Of all the animals of prey, man is the only sociable one.
Every one of us preys upon his neighbour, and yet we herd together.
The Beggar's Opera: John Gay

Sunday, 11 August 2013

A vignette of today's Britain

From the BBC:
Special orthopaedic boots belonging to the two-year-old daughter of Hollyoaks actress Carli Norris that were thought to have been stolen, have been handed in to police.
The leather boots were handmade for the child; a disabling condition in both feet means that she needs them to walk properly. On August 1st, they were accidentally left on top of a car park payment machine outside Colchester Hospital, where they had just been collected; when the family went back, they were gone.
Police issued CCTV pictures of two people they want to speak to; [...] a man and woman, both thought to be in their 50s, who were a few places behind the family in the queue at the machine.
This morning, the boots were handed in to Clacton police station by a woman 'from the area'.

So what happened during those ten days? Did conscience get the better of them; were the thieves swayed by the public appeal by a celebrity mum?

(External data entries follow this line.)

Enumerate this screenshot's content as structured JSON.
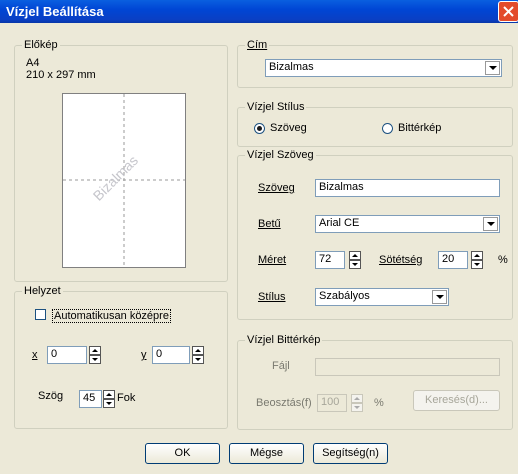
{
  "window": {
    "title": "Vízjel Beállítása"
  },
  "preview": {
    "group_label": "Előkép",
    "paper_size": "A4",
    "paper_dims": "210 x 297 mm",
    "watermark_text": "Bizalmas"
  },
  "position": {
    "group_label": "Helyzet",
    "auto_center_label": "Automatikusan középre",
    "auto_center_checked": false,
    "x_label": "x",
    "x_value": "0",
    "y_label": "y",
    "y_value": "0",
    "angle_label": "Szög",
    "angle_value": "45",
    "angle_unit": "Fok"
  },
  "title_group": {
    "label": "Cím",
    "selected": "Bizalmas"
  },
  "style_group": {
    "label": "Vízjel Stílus",
    "option_text": "Szöveg",
    "option_bitmap": "Bittérkép",
    "selected": "Szöveg"
  },
  "text_group": {
    "label": "Vízjel Szöveg",
    "text_label": "Szöveg",
    "text_value": "Bizalmas",
    "font_label": "Betű",
    "font_value": "Arial CE",
    "size_label": "Méret",
    "size_value": "72",
    "darkness_label": "Sötétség",
    "darkness_value": "20",
    "percent": "%",
    "style_label": "Stílus",
    "style_value": "Szabályos"
  },
  "bitmap_group": {
    "label": "Vízjel Bittérkép",
    "file_label": "Fájl",
    "file_value": "",
    "scale_label": "Beosztás(f)",
    "scale_value": "100",
    "percent": "%",
    "browse_label": "Keresés(d)..."
  },
  "buttons": {
    "ok": "OK",
    "cancel": "Mégse",
    "help": "Segítség(n)"
  },
  "colors": {
    "titlebar": "#0046d5",
    "dialog": "#ECE9D8",
    "watermark": "#c6c6cc"
  }
}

Or was it the little girl's disability that made all the difference?

The shoes could not have been worn by any other child, but that was presumably not evident at first. In much the same way, my prescription sunglasses in their 'designer' case were stolen on a cross-channel ferry; I like to imagine the thief or the ultimate purchaser painfully squinting through them with a truly abominable headache.

I suppose much depends on whether they were stolen to use or to sell - the regular large car boot sales near Clacton may be relevant here - but it's clear they were removed from the hospital surroundings and taken to someone's home; the ten day and fifteen mile interval makes it highly implausible that the intention was to hand them in all along.

It would surely take a distinctly lax morality and a lack of consideration to steal a child's shoes in the first place, yet, for the seemingly unscrupulous perpetrators, the public appeal of a disabled little girl and her actress mother outweighed the risks of being traced when returning them.

VoilĂ : opportunistic criminality, sentimentality and celebrity worship all rolled into one little story.


  1. *puts on cynical hat*

    Maybe the 10 days was the time they had them up on eBay for with no buyers?

    * attempts to remove cynical hat, finds it stuck*

  2. Similar in one sense - that it was of no use to anyone else - happened to me in 1989. They used a number in the book they stole to see if they could get money for getting the things back. We told them where to go.

    It is shocking- this boots story - and that's an overused word these days, shocking.

    With Julia here too. EBay - bet they tried.

  3. There could be an innocent explanation for all of this. The boots could have been 'found' with the intention of locating the owner, but a series of hysterical and unlikely mishaps, including car chases, hungry bears and a swarm of angry wasps, prevented their return for a full ten days.

    Julia - Lend us your cynical hat.

  4. 'Ang on a bit. There was a queue at the machine. Did nobody think to shout, "Oi squire, those boots are made for walking" or some such more polite phrase? And it was someone further back who chose to walk off with them. Strange, it is a very strange world we live in.

  5. Julia, once again you demonstrate that, compared to you, I am a rank amateur at this sort of thing.

    I love the 'cynical hat' - should be standard uniform for all bloggers!

    JH, the ransom idea is interesting; I seem to remember reading about a victim who agreed to something of the sort in the (vain) hope that the police would go along and arrest the perpetrator.

    Bucko/Demetrius, if we are offering alternative explanations, how about the couple picking up the boots and saying they would hand them in.

  6. My explanation would make a better movie

  7. Bucko, it certainly would.

    The mention of giant snails taking over the Earth (at an earlier post) prompted James Higham to suggest that would make a great film; perhaps we could combine the two.

    Mega-molluscs, suspense, car chases and a winsome toddler; box-office gold!